Georgia Ann Thompson Broadwick (April 8, 1893 in Oxford, North Carolina – 1978 in California), or Georgia Broadwick, was an American pioneering parachutist. She was nicknamed 'Tiny', as she weighed only 85 pounds (39 kg) and was 5 feet (1.5 m) tall.
Born to parents George and Emma Ross on April 8, 1893, Georgia Ann Thompson weighed in at only 3 pounds. The last of seven daughters, Georgia was given the nickname "Tiny" due to her small size.
At the age of 15 she saw Charles Broadwick's World Famous Aeronauts parachute from a hot air balloon and decided to join the travelling troupe. She later became Broadwick's adopted daughter. Although she would eventually make her jumps from an airplane, in her earlier career she was jumping from balloons. Billed as "the doll girl," Tiny began performing aerial skydives and stunts while wearing a "life preserver" designed by her adopted father. On December 28, 1908, Tiny made her very first jump out of a hot air balloon. The skydiving family traveled around and performed at fairs, carnivals, and parks. The appeal of the Broadwick Flying troupe, according to Tiny, was that "it was a very neat and fast act."
Among her many other achievements, she was the first woman to parachute from an airplane, which she is credited with accomplishing on June 21, 1913, over Los Angeles, with aviator Glenn L. Martin as the pilot. However, she previously made at least two jumps from Martin's plane during an exhibition in Chicago's Grant Park the week of September 16, 1912. These early jumps included a well-publicized jump on January 9, 1914, from a plane built and piloted by Martin, 1,000 feet over Griffith Park in Los Angeles, California. She was also the first woman to parachute into water.
In 1914, she demonstrated parachutes to the U.S. Army, which at the time had a small, hazard-prone fleet of aircraft. The Army, reluctant at first to adopt the parachute, watched as Tiny dropped from the sky. On one of her demonstration jumps, the static line became entangled in the tail assembly of the aircraft, so for her next jump she cut off the static line and deployed her chute manually, thus becoming the first person to jump free-fall. This demonstrated that pilots could escape aircraft by using what was later called a ripcord.
By the time of her retirement from jumping in 1922, she was said to have made over 1,100 jumps. Although she was not a pilot, she was one of the few female members of the Early Birds of Aviation.
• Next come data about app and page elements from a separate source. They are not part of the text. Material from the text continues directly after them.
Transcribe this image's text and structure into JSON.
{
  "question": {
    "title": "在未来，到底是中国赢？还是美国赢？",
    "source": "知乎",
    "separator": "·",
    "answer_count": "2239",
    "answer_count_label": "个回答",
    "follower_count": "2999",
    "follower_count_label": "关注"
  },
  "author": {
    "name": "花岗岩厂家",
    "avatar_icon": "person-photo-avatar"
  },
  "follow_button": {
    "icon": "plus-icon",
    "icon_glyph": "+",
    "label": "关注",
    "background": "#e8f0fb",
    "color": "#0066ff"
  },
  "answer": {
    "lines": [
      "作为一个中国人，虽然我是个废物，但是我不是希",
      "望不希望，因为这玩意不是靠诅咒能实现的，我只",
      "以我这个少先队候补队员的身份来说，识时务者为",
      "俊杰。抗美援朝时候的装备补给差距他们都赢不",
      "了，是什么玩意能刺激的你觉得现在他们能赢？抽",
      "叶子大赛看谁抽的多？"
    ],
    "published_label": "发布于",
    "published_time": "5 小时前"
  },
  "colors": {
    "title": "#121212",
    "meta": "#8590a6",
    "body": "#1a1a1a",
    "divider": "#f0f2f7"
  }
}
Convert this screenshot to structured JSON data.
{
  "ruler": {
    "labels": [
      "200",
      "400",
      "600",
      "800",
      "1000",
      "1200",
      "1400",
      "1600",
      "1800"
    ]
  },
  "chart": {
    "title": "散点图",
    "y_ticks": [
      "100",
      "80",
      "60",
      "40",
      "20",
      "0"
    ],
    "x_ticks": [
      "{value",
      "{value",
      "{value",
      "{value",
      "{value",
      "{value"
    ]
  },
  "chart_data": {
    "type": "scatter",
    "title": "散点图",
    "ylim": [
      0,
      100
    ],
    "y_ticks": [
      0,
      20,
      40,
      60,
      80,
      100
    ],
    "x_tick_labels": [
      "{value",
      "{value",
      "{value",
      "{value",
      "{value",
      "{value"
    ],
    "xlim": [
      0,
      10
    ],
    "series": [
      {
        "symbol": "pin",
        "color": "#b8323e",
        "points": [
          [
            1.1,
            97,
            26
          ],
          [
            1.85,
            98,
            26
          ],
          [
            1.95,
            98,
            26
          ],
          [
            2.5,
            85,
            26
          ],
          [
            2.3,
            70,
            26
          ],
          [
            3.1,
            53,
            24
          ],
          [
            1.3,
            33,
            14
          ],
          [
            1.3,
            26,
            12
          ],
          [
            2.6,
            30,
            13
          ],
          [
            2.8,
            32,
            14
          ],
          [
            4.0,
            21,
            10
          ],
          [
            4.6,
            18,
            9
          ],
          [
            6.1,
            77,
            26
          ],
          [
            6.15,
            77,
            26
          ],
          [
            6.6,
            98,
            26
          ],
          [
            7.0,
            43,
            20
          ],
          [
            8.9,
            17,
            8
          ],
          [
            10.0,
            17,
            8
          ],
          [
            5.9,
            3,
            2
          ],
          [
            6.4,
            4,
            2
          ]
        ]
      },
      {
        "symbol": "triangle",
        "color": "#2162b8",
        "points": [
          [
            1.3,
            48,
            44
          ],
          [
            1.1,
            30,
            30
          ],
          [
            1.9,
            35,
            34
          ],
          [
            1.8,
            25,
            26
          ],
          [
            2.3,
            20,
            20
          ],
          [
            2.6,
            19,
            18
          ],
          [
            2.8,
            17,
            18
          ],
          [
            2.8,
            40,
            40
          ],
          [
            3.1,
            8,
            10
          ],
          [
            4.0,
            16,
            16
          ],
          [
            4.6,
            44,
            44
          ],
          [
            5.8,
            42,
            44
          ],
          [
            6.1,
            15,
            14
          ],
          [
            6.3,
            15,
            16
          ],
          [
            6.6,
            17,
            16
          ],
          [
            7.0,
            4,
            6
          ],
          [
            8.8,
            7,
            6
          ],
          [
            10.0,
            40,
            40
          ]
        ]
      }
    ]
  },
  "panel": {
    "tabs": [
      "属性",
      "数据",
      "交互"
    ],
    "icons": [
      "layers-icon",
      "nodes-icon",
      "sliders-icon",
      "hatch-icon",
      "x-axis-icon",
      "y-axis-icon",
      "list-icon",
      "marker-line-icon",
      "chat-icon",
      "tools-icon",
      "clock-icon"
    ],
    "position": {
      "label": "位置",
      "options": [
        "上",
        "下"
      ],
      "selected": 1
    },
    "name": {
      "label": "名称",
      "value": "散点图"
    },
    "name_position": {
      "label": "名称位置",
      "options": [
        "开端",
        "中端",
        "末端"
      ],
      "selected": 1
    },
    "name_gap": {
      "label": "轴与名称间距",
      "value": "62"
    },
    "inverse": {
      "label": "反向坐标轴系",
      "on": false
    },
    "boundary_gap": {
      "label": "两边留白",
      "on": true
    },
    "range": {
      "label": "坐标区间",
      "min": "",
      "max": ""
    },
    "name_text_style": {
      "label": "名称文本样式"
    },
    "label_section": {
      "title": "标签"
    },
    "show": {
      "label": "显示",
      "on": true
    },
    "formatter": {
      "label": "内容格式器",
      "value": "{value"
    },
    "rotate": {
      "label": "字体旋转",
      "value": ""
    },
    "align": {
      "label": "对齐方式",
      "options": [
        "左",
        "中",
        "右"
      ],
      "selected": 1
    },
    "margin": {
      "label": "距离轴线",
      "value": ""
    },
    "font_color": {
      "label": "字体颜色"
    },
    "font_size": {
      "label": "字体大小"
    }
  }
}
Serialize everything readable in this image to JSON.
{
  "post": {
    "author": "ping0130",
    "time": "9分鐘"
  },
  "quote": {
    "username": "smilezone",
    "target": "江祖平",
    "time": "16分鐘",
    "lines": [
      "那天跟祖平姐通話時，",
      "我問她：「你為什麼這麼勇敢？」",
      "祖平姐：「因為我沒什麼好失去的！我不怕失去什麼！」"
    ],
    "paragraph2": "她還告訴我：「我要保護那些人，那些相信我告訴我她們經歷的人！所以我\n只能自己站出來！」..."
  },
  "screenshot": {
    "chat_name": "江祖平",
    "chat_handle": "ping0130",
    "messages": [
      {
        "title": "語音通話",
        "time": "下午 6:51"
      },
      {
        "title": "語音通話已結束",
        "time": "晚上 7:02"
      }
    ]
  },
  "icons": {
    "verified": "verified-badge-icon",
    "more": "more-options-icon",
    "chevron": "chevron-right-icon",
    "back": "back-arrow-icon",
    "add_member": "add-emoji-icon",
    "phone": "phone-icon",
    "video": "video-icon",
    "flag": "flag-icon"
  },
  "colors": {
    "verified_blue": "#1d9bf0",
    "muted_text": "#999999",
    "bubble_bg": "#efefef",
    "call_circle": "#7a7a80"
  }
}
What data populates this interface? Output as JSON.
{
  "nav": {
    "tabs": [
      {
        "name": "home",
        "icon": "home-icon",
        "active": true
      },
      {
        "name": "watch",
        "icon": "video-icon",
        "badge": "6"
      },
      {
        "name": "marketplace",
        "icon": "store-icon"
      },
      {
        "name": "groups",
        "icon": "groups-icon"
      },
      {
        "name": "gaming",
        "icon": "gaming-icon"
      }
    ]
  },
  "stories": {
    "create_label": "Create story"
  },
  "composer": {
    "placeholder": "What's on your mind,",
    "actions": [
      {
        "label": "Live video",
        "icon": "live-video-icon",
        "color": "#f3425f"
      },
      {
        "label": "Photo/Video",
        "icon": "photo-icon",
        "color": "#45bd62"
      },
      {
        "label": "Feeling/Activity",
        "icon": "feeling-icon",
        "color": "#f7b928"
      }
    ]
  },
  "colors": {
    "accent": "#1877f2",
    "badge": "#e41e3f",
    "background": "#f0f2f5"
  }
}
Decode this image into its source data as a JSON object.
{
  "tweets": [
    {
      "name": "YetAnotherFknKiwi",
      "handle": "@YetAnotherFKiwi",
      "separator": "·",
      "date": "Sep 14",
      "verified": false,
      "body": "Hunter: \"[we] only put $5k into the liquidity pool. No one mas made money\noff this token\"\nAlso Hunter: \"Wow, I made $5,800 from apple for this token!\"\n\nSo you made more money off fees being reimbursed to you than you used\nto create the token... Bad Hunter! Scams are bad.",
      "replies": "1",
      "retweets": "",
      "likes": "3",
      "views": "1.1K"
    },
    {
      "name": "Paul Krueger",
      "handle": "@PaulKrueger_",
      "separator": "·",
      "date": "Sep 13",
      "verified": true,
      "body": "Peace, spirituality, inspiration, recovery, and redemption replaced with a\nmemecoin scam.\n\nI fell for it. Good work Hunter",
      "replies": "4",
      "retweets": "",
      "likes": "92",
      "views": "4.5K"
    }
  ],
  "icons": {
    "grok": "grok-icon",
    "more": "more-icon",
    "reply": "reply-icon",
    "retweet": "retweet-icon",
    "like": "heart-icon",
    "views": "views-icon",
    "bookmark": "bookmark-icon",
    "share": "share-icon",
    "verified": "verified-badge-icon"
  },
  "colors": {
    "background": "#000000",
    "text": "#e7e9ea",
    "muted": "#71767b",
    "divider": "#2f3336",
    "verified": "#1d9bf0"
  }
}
She died in 1978 and was buried in Sunset Gardens in Henderson, North Carolina.
In February 2006, Vance County, North Carolina, commissioners decided to name a portion of the Henderson Outer Loop highway after her. Additionally, Broadwick Street in Rancho Dominguez, California, is named for her.
- Roberson, Elizabeth. Tiny Broadwick: The First Lady of Parachuting. Gretna: Pelican Publishing Company Inc, 2001. p 13
- Call, Helen. "Woman - A San Diegan- Was First To Test Parachute For Government." North Island Demonstration, October 29, 1971: D-1, continued on D-4.
- Tiny Broadwick (Mrs. Georgia Brown) Interview by Kenneth Leish. Transcribed Oral History Interview. May 1960. Made available by Smithsonian National Air and Space Library and Archives Division
- Elizabeth Whitley Roberson, Tiny Broadwick: The First Lady of Parachuting (Pelican Publishing, 2001) p48; Thomas C. Parramore, First to Fly: North Carolina & the Beginnings of Aviation (University of North Carolina Press, 2003) p181
- Gray, Carroll. "Cicero Flying Field". LincolnBeachey.com. Retrieved May 13, 2017.
- "Steps From Plane In Air; Woman Leaps From Martin Craft With Aerial Life Preserver". Warsaw Daily Union. Warsaw, IN. January 10, 1914. p. 5. Retrieved November 17, 2011.
- Harnisch, Larry (July 28, 2007). "Rewriting history". The Daily Mirror. Los Angeles: Los Angeles Times. Retrieved November 17, 2011.
- Welch, Rosanne (1998). Encyclopedia of Women in Aviation and Space. p. 27.
- "Georgia "Tiny" Broadwick's Parachute". National Air and Space Museum. 2015-03-12. Retrieved 2017-06-21.
- Available on Groucho Marx: You Bet Your Life: The Best Episodes - Disc 2.
- "Here and There". The Gettysburg Times. Gettysburg, PA. October 11, 1963. p. 18. Retrieved November 17, 2011.
- "That Daring Young Girl In Parachute Now 80". The Blade. Toledo, OH. June 18, 1973. p. 14. Retrieved November 17, 2011.
- "Too late for a moonwalk". Deseret News. Salt Lake City, UT. August 3, 1974. p. 2A. Retrieved November 17, 2011.
- Roberson, Elizabeth Whitley (May 31, 2001). Tiny Broadwick: The First Lady of Parachuting. Pelican Publishing. ISBN 1-56554-780-2.